Using wooden blocks and hot wax, Janet and Comfort will learn how to transform ordinary white cotton fabric into colorful, cloth that includes Adinkra symbols and traditional designs. The two women entered our Income Generation program in the Northern Region because they wanted to learn the skill and start their own businesses of selling batik in the local market and beyond. They began the intensive, five-day training on Monday. After they have learned the basics, they will practice their skill with access to their trainer to ensure they are ready to start their business and sell their products.
Batik is a labor intensive process, but the end result is worth it. The process starts with hot wax being stamped or painted on cotton fabric. The fabric is then dyed with several layers of color, then the hot wax is removed revealing the different colored patterns and designs. The wax causes a "crackled" look the in fabric, which is how you know when the fabric has gone through the batiking process. Batik is everywhere in Ghana, and the vibrant colors and traditional symbols ensure that it is in high demand. Janet and Comfort will have a skill that gives the opportunity to earn a living wage while creating a beautiful product, over and over.

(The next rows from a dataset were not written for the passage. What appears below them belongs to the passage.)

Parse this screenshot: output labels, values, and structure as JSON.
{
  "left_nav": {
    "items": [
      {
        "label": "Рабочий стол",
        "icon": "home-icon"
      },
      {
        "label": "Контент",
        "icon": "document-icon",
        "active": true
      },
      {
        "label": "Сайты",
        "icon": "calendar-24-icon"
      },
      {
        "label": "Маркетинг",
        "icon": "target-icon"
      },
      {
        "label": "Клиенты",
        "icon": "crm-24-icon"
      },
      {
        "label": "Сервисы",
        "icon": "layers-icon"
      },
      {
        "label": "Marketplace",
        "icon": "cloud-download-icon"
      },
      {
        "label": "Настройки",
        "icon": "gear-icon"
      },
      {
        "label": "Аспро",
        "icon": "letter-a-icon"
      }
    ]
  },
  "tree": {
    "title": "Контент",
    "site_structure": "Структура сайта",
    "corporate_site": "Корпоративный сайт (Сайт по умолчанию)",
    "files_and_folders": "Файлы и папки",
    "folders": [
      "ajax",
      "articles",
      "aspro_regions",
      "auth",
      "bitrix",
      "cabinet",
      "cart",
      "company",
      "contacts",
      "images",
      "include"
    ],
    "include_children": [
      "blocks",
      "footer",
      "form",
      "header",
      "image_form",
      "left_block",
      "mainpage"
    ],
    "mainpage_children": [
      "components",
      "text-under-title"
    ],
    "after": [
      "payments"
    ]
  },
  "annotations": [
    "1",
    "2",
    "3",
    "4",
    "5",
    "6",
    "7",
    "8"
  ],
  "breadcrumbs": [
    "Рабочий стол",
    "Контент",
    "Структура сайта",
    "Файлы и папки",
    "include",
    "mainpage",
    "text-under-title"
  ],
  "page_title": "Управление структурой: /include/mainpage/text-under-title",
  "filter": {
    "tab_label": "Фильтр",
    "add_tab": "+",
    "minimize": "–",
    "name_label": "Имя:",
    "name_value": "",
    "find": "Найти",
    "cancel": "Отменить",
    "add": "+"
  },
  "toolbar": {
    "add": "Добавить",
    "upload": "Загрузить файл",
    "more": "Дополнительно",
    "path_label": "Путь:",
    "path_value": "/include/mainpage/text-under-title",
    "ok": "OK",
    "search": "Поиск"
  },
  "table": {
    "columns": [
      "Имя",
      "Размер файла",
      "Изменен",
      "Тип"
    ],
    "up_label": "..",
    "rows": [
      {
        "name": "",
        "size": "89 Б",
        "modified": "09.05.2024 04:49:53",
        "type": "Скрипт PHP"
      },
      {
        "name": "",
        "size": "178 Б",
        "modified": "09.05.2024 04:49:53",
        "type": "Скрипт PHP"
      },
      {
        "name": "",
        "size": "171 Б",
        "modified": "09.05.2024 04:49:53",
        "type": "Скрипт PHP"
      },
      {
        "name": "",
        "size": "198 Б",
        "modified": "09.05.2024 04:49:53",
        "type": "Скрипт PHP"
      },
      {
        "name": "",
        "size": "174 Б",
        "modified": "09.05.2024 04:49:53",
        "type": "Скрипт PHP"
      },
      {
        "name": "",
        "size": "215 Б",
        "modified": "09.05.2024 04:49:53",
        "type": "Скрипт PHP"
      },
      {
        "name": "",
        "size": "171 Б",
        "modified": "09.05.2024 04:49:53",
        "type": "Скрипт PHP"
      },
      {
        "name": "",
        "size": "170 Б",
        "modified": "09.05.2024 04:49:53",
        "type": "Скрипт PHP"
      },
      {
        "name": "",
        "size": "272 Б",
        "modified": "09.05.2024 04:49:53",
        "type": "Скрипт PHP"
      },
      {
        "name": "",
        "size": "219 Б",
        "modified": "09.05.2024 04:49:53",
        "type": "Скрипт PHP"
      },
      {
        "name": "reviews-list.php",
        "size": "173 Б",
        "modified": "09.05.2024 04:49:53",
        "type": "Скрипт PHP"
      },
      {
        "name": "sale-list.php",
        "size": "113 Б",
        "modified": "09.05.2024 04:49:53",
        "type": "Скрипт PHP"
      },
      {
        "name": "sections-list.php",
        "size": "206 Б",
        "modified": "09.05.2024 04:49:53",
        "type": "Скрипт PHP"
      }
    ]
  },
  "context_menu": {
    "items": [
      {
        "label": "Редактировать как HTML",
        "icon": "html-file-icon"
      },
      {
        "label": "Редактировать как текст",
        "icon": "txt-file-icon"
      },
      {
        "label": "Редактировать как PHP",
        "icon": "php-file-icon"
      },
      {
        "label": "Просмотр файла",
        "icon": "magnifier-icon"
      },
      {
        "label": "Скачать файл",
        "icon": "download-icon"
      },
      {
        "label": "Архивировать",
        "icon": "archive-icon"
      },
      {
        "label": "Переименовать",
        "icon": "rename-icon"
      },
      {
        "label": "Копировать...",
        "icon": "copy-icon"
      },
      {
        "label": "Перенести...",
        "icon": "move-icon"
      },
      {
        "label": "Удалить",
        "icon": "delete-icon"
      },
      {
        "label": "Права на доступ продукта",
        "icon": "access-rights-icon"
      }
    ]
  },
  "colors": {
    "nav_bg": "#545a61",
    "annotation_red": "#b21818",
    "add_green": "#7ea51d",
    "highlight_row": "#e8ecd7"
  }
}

After their trainer feels they have mastered the craft, they will receive a loan to start their business, and they will begin their journey in the world of the batik fabric printing and selling. We're excited to follow their progress, see the fabrics, and eventually offer them for purchase here in the U.S.